After thanking the emergency group for their work, Coun. Wendy Cheropita said the motion “is not personal. This is about all of us working together as a team, drawing on our collective strengths.”
She supported the motion, she said, because “elected officials need to feel connected,” and she has felt disconnected at times, and would like to be more involved.
The motion, she said, is about inclusiveness, and allowing all of council to be “a part of the collective effort and the result that comes through this.”
Cameron said she was supporting the motion because “nine elected minds are better than one. We’re better together, we’re better as a collective, and that’s how I hope to work as a councillor.”
It’s how she wants to work, which she has found impossible in recent weeks, she said. “My goal is to try to represent the people I was elected to serve. This bylaw (that delegates authority) has make it difficult to feel adequately informed in order to fulfill this role that I was put into by residents within this community.”
Nothing in the motion on the table would strip powers from the “very important role of the head of council,” she said, but she was looking forward to working collectively, with “the full complement of council,” and the talent around the council table.
The motion, she said, would allow for more information-sharing and make working together possible.
Coun. Erwin Wiens presented a different view, that council has been meeting often, and that the town is still in a state of emergency. “This is not the time to take our foot off the pedal. This is not the time to ease up.”
The Town still needs to be cautious, he said. “We still need to be able to make decisions pretty darn quick.”
He hasn’t found any decision that has been “untoward,” he said, “and I don’t want to be the first municipality to take away delegated authority.”
He doesn’t want to handcuff the lord mayor, CAO and staff while they’re trying to run a town in the midst of a pandemic, he said. “This is premature.
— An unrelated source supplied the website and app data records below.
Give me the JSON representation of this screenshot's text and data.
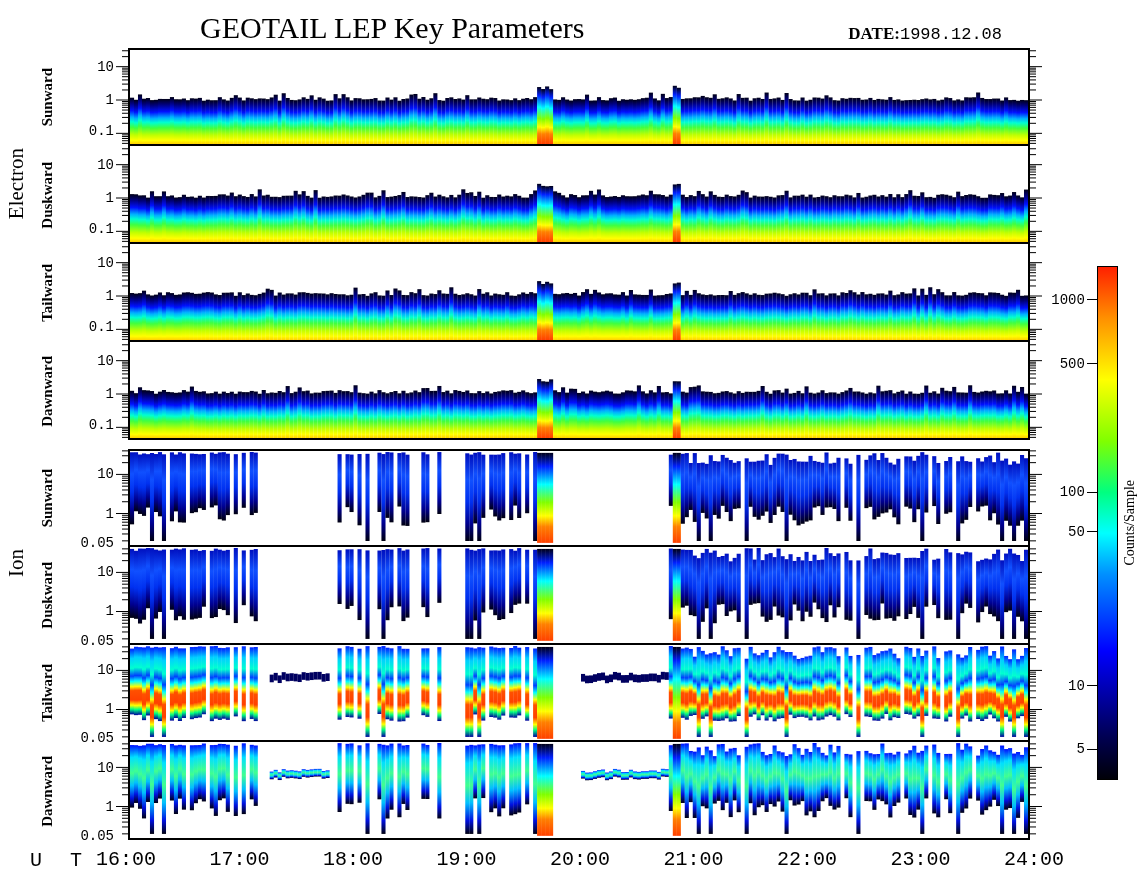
{
  "title": "GEOTAIL LEP Key Parameters",
  "date": {
    "label": "DATE:",
    "value": "1998.12.08"
  },
  "groups": [
    {
      "label": "Electron",
      "panels": [
        {
          "label": "Sunward",
          "kind": "electron",
          "yticks": [
            "10",
            "1",
            "0.1"
          ]
        },
        {
          "label": "Duskward",
          "kind": "electron",
          "yticks": [
            "10",
            "1",
            "0.1"
          ]
        },
        {
          "label": "Tailward",
          "kind": "electron",
          "yticks": [
            "10",
            "1",
            "0.1"
          ]
        },
        {
          "label": "Dawnward",
          "kind": "electron",
          "yticks": [
            "10",
            "1",
            "0.1"
          ]
        }
      ]
    },
    {
      "label": "Ion",
      "panels": [
        {
          "label": "Sunward",
          "kind": "sparse",
          "yticks": [
            "10",
            "1",
            "0.05"
          ]
        },
        {
          "label": "Duskward",
          "kind": "sparse",
          "yticks": [
            "10",
            "1",
            "0.05"
          ]
        },
        {
          "label": "Tailward",
          "kind": "band",
          "yticks": [
            "10",
            "1",
            "0.05"
          ]
        },
        {
          "label": "Dawnward",
          "kind": "broad",
          "yticks": [
            "10",
            "1",
            "0.05"
          ]
        }
      ]
    }
  ],
  "time_axis": {
    "label": "U T",
    "ticks": [
      "16:00",
      "17:00",
      "18:00",
      "19:00",
      "20:00",
      "21:00",
      "22:00",
      "23:00",
      "24:00"
    ]
  },
  "colorbar": {
    "label": "Counts/Sample",
    "ticks": [
      "1000",
      "500",
      "100",
      "50",
      "10",
      "5"
    ]
  }
}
This is uncalled-for at this time,” he said. “We need to show that we support our leaders right now.”
He said he hadn’t heard any credible reasons that the decisions made haven’t been good ones.
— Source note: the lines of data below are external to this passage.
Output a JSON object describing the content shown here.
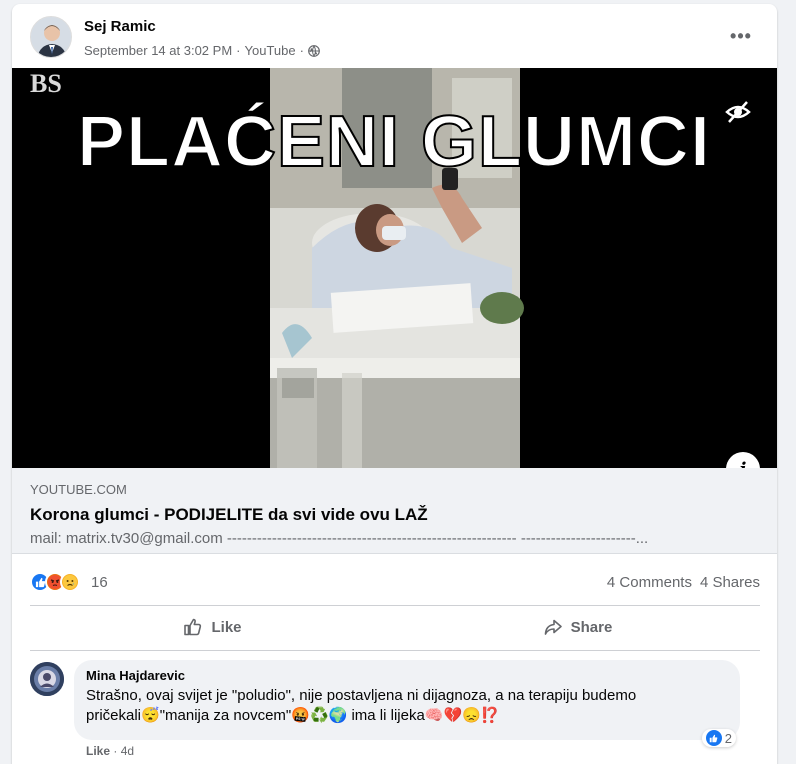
{
  "post": {
    "author": "Sej Ramic",
    "timestamp": "September 14 at 3:02 PM",
    "source": "YouTube",
    "separator": "·",
    "more_label": "•••"
  },
  "video": {
    "watermark": "BS",
    "overlay_title": "PLAĆENI GLUMCI",
    "hidden_icon": "eye-slash-icon",
    "info_label": "i"
  },
  "link": {
    "domain": "YOUTUBE.COM",
    "title": "Korona glumci - PODIJELITE da svi vide ovu LAŽ",
    "description": "mail: matrix.tv30@gmail.com ---------------------------------------------------------- -----------------------..."
  },
  "stats": {
    "reaction_count": "16",
    "comments": "4 Comments",
    "shares": "4 Shares",
    "reaction_icons": [
      "like-icon",
      "angry-icon",
      "sad-icon"
    ]
  },
  "actions": {
    "like_label": "Like",
    "share_label": "Share"
  },
  "comment": {
    "name": "Mina Hajdarevic",
    "line1": "Strašno, ovaj svijet je \"poludio\", nije postavljena ni dijagnoza, a na terapiju budemo",
    "line2_a": "pričekali",
    "emoji1": "😴",
    "line2_b": "\"manija za novcem\"",
    "emoji2": "🤬♻️🌍",
    "line2_c": " ima li lijeka",
    "emoji3": "🧠💔😞⁉️",
    "like_label": "Like",
    "age": "4d",
    "like_count": "2"
  },
  "colors": {
    "facebook_blue": "#1877f2",
    "text_secondary": "#65676b",
    "background": "#f0f2f5"
  }
}
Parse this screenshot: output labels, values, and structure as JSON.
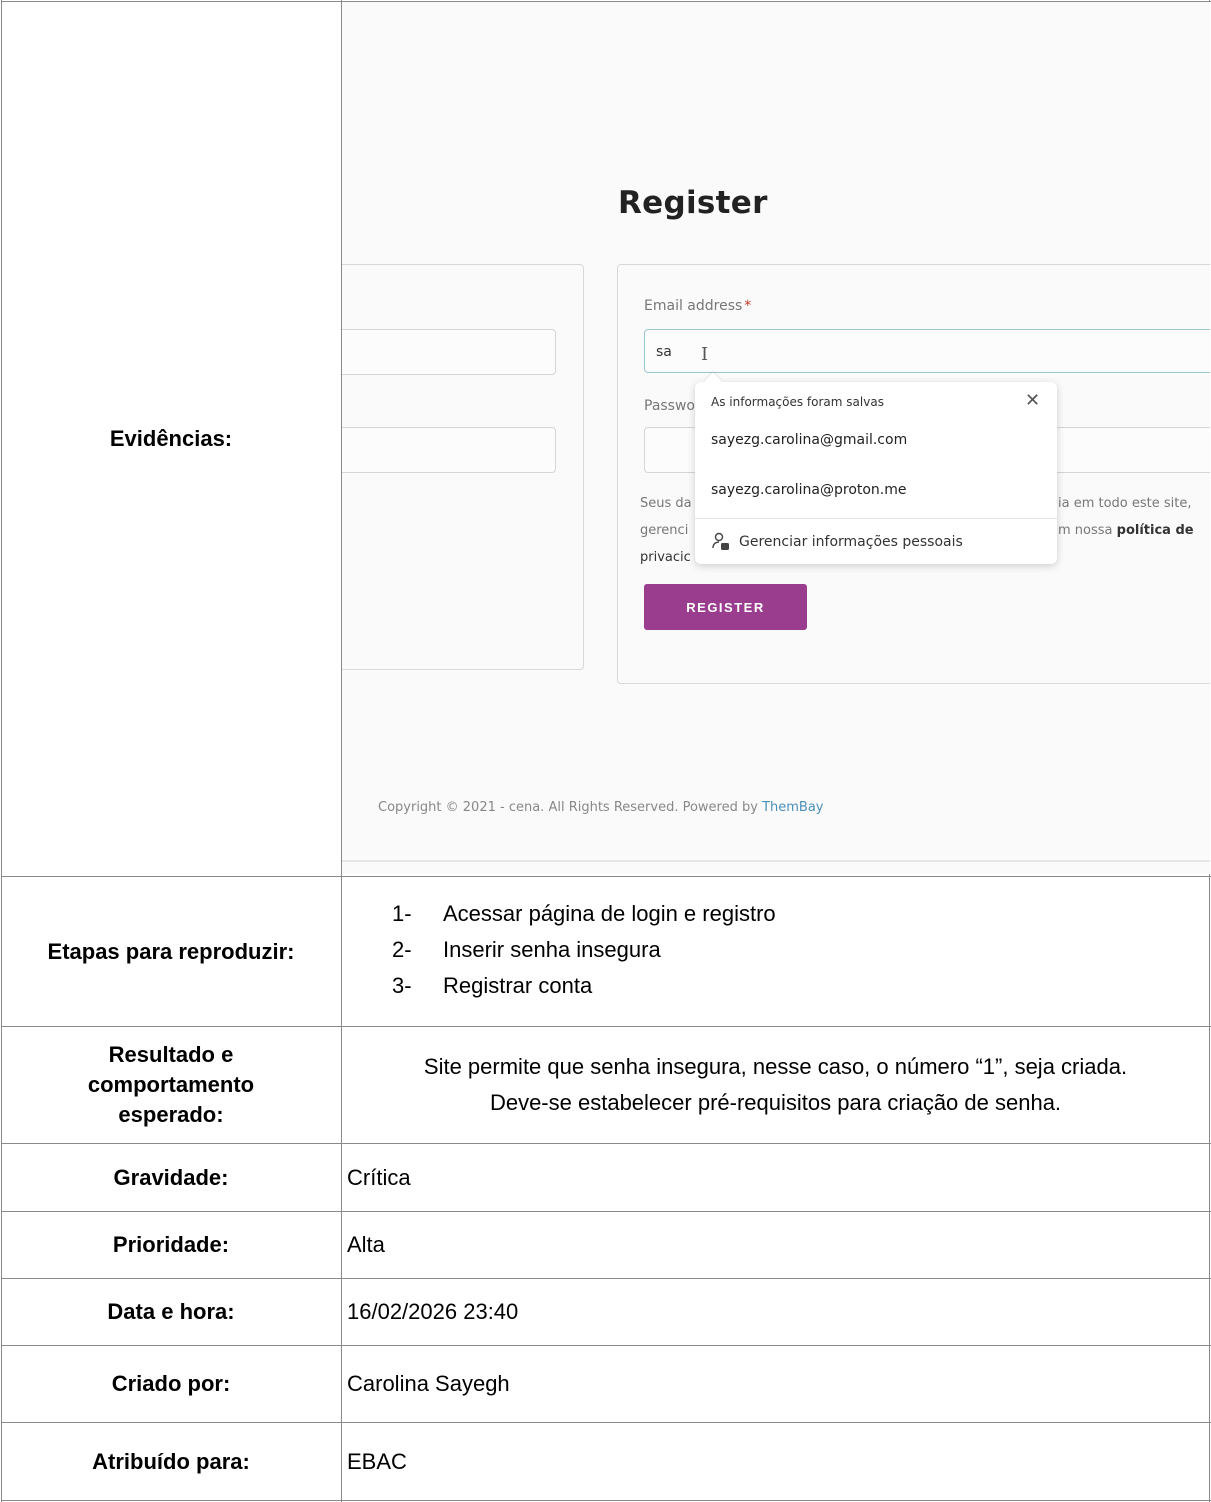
{
  "evidence": {
    "label": "Evidências:",
    "screenshot": {
      "title": "Register",
      "email_label": "Email address",
      "required_mark": "*",
      "email_value": "sa",
      "password_label_partial": "Passwo",
      "privacy_line1_left": "Seus da",
      "privacy_line1_right": "ia em todo este site, ",
      "privacy_line2_left": "gerenci",
      "privacy_line2_right_a": "m nossa ",
      "privacy_line2_right_b": "política de",
      "privacy_line3_left": "privacic",
      "register_button": "REGISTER",
      "copyright_text": "Copyright © 2021 - cena. All Rights Reserved. Powered by ",
      "copyright_link": "ThemBay",
      "autofill": {
        "title": "As informações foram salvas",
        "items": [
          "sayezg.carolina@gmail.com",
          "sayezg.carolina@proton.me"
        ],
        "manage": "Gerenciar informações pessoais"
      }
    }
  },
  "steps": {
    "label": "Etapas para reproduzir:",
    "items": [
      {
        "num": "1-",
        "text": "Acessar página de login e registro"
      },
      {
        "num": "2-",
        "text": "Inserir senha insegura"
      },
      {
        "num": "3-",
        "text": "Registrar conta"
      }
    ]
  },
  "result": {
    "label_line1": "Resultado e",
    "label_line2": "comportamento",
    "label_line3": "esperado:",
    "line1": "Site permite que senha insegura, nesse caso, o número “1”, seja criada.",
    "line2": "Deve-se estabelecer pré-requisitos para criação de senha."
  },
  "severity": {
    "label": "Gravidade:",
    "value": "Crítica"
  },
  "priority": {
    "label": "Prioridade:",
    "value": "Alta"
  },
  "datetime": {
    "label": "Data e hora:",
    "value": "16/02/2026 23:40"
  },
  "created_by": {
    "label": "Criado por:",
    "value": "Carolina Sayegh"
  },
  "assigned_to": {
    "label": "Atribuído para:",
    "value": "EBAC"
  }
}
“We’re still in the middle of a pandemic, folks, and this pandemic is not leaving anytime soon.”
The motion was lost on a tie, with Couns. Arsenault, Burroughs, Cameron and Cheropita supporting it, and Bisback, John Wiens, Erwin Wiens, and Disero voting against it.